A division of regulatory and negotiating powers is why Albertans can have confidence in the medical profession. They can count on the College of Physicians and Surgeons of Alberta to make sure doctors are doing their jobs properly. Alberta doctors can trust the Alberta Medical Association to do its best to look after their economic interests.

But the joint role of the ATA suits the government. The public may see a reduction in the effectiveness of regulation of the teaching profession, but the effectiveness of the ATA as a union is also hobbled, which does no harm to the government at bargaining time.

Separating the roles would be in the interest of voters — who could be confident the body that regulated teachers was working in the public’s interest, including the young members of the public who attend public and Catholic schools in Alberta.

Separating the roles would also be in the interest of teachers — who would be able to negotiate better collective agreements with higher pay, as they deserve as some of the most important professionals in our society.

But the status quo serves both the government and the ATA very nicely, thank you very much.

In his column, Thomson suggests the deal with the ATA will also help Redford’s Progressive Conservative government keep a lid on its negotiations with other unionized professionals in health care and government services.

Anything’s possible, I suppose, but this seems unlikely for a couple of reasons.
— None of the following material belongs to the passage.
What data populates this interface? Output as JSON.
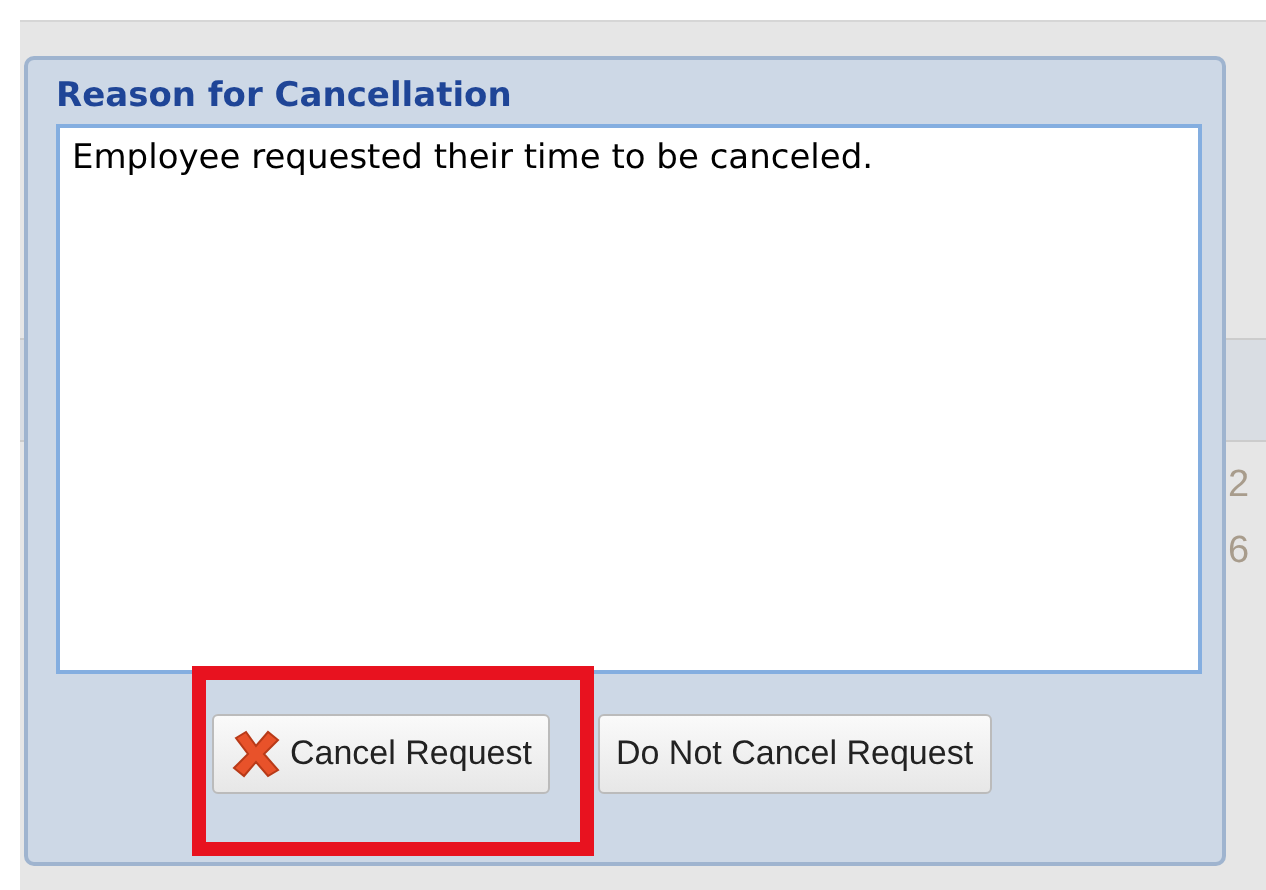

First, the government and its employer surrogates have nothing like the comfort letter to offer other unions. Second, of course, real unions look out for their members.

The government also needs to worry about what voters will make of their big success with the ATA if rank-and-file teachers say “Hell No!” and send their negotiators back to the bargaining table.

This post also appears on David Climenhaga’s blog, Alberta Diary.

David J. Climenhaga

David J. Climenhaga

David Climenhaga is a journalist and trade union communicator who has worked in senior writing and editing positions with the Globe and Mail and the Calgary Herald. He left journalism after the strike...